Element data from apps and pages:
+ + + + +
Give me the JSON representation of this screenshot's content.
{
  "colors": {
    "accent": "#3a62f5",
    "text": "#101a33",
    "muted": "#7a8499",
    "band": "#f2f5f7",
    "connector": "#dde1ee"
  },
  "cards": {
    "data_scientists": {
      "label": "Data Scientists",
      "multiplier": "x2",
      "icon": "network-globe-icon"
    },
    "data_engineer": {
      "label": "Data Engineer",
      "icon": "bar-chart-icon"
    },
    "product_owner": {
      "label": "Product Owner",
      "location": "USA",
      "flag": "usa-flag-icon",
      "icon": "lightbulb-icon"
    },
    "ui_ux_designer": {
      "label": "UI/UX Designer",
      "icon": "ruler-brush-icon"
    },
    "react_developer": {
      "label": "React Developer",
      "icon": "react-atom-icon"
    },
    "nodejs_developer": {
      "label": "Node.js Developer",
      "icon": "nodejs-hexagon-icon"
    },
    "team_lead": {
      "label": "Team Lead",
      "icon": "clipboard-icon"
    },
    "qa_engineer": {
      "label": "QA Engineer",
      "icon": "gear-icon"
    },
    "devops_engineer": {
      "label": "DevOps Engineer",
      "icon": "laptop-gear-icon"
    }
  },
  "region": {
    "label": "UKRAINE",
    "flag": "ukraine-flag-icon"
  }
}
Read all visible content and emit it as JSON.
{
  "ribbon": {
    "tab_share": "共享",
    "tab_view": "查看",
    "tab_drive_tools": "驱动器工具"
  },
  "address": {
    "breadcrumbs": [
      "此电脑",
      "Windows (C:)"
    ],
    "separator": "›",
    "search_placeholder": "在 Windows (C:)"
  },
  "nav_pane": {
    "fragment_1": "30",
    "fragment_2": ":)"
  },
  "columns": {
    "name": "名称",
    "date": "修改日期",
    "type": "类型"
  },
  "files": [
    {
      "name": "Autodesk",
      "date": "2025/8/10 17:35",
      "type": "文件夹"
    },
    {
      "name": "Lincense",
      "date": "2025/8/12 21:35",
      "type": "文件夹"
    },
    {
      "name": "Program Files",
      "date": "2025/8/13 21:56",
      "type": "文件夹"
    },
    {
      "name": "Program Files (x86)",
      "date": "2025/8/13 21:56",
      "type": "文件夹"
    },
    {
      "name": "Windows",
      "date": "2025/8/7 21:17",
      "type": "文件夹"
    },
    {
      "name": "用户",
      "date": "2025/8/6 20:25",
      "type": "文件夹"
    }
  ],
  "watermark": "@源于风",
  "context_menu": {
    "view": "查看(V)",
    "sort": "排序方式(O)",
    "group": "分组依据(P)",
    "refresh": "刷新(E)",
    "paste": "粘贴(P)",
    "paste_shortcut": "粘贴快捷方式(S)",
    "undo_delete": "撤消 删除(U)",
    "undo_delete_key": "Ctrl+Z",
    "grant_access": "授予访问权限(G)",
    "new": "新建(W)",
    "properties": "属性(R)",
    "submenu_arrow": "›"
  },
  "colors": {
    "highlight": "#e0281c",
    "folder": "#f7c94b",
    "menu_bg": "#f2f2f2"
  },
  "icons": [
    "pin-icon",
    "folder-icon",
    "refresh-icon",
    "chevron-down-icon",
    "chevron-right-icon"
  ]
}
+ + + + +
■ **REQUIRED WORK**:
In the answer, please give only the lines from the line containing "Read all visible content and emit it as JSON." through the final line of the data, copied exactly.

■ **RESULT OF THE TASK**:
Read all visible content and emit it as JSON.
{
  "ribbon": {
    "tab_share": "共享",
    "tab_view": "查看",
    "tab_drive_tools": "驱动器工具"
  },
  "address": {
    "breadcrumbs": [
      "此电脑",
      "Windows (C:)"
    ],
    "separator": "›",
    "search_placeholder": "在 Windows (C:)"
  },
  "nav_pane": {
    "fragment_1": "30",
    "fragment_2": ":)"
  },
  "columns": {
    "name": "名称",
    "date": "修改日期",
    "type": "类型"
  },
  "files": [
    {
      "name": "Autodesk",
      "date": "2025/8/10 17:35",
      "type": "文件夹"
    },
    {
      "name": "Lincense",
      "date": "2025/8/12 21:35",
      "type": "文件夹"
    },
    {
      "name": "Program Files",
      "date": "2025/8/13 21:56",
      "type": "文件夹"
    },
    {
      "name": "Program Files (x86)",
      "date": "2025/8/13 21:56",
      "type": "文件夹"
    },
    {
      "name": "Windows",
      "date": "2025/8/7 21:17",
      "type": "文件夹"
    },
    {
      "name": "用户",
      "date": "2025/8/6 20:25",
      "type": "文件夹"
    }
  ],
  "watermark": "@源于风",
  "context_menu": {
    "view": "查看(V)",
    "sort": "排序方式(O)",
    "group": "分组依据(P)",
    "refresh": "刷新(E)",
    "paste": "粘贴(P)",
    "paste_shortcut": "粘贴快捷方式(S)",
    "undo_delete": "撤消 删除(U)",
    "undo_delete_key": "Ctrl+Z",
    "grant_access": "授予访问权限(G)",
    "new": "新建(W)",
    "properties": "属性(R)",
    "submenu_arrow": "›"
  },
  "colors": {
    "highlight": "#e0281c",
    "folder": "#f7c94b",
    "menu_bg": "#f2f2f2"
  },
  "icons": [
    "pin-icon",
    "folder-icon",
    "refresh-icon",
    "chevron-down-icon",
    "chevron-right-icon"
  ]
}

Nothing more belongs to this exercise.